Volume 53 | Number 5 | October 2018

Abstract List

Hillary J. Mull Ph.D., Amy K. Rosen Ph.D., William J. O'Brien M.S., Nathalie McIntosh Ph.D., Aaron Legler M.P.H., Mary T. Hawn M.D., M.P.H., Kamal M. F. Itani M.D., Steven D. Pizer Ph.D.


To examine factors associated with 0‐ to 7‐day admission after outpatient surgery in high‐volume specialties: general surgery, orthopedics, urology, ear/nose/throat, and podiatry.

Study Design

We calculated rates and assessed diagnosis codes for 0‐ to 7‐day admission after outpatient surgery for Centers for Medicare and Medicaid Services () and Veterans Health Administration () dually enrolled patients age 65 and older. We also estimated separate multilevel logistic regression models to compare patient, procedure, and facility characteristics associated with postoperative admission.

Data Collection

2011–2013 surgical encounter data from the Corporate Data Warehouse; geographic data from the Area Health Resources File; enrollment and hospital admission data.

Principal Findings

Among 63,585 outpatient surgeries in 124 facilities, 0‐ to 7‐day admission rates ranged from 5 percent (podiatry) to 28 percent (urology); nearly 66 percent of the admissions occurred on the day of surgery. Only 97 admissions were detected in the data (1 percent). Surgical complications were diagnosed in 4 percent of admissions. Procedure complexity, measured by relative value units or anesthesia risk score, was associated with admission across all specialties.

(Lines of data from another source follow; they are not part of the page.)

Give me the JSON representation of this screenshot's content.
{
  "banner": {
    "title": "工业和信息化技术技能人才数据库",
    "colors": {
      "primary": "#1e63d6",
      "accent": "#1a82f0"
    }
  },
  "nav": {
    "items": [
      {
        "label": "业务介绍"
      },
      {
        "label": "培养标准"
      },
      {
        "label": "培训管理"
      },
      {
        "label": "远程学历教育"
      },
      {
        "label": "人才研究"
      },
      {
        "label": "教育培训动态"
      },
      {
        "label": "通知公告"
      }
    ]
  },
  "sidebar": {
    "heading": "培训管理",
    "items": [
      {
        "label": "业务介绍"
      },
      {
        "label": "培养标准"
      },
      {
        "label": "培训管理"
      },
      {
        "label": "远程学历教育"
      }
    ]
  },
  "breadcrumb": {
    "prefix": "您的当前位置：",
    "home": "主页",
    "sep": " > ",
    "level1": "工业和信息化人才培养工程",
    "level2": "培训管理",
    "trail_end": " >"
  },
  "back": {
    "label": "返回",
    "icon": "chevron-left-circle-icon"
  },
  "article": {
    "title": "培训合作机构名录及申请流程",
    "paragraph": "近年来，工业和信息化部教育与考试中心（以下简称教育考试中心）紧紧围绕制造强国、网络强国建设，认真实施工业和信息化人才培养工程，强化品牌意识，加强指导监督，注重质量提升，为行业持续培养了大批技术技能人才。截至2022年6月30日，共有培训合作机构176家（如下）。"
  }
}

As many as 20 percent of outpatient surgeries result in an admission. Complex procedures are more likely to be followed by admission, but more evidence is required to determine how many of these reflect potential safety or quality problems.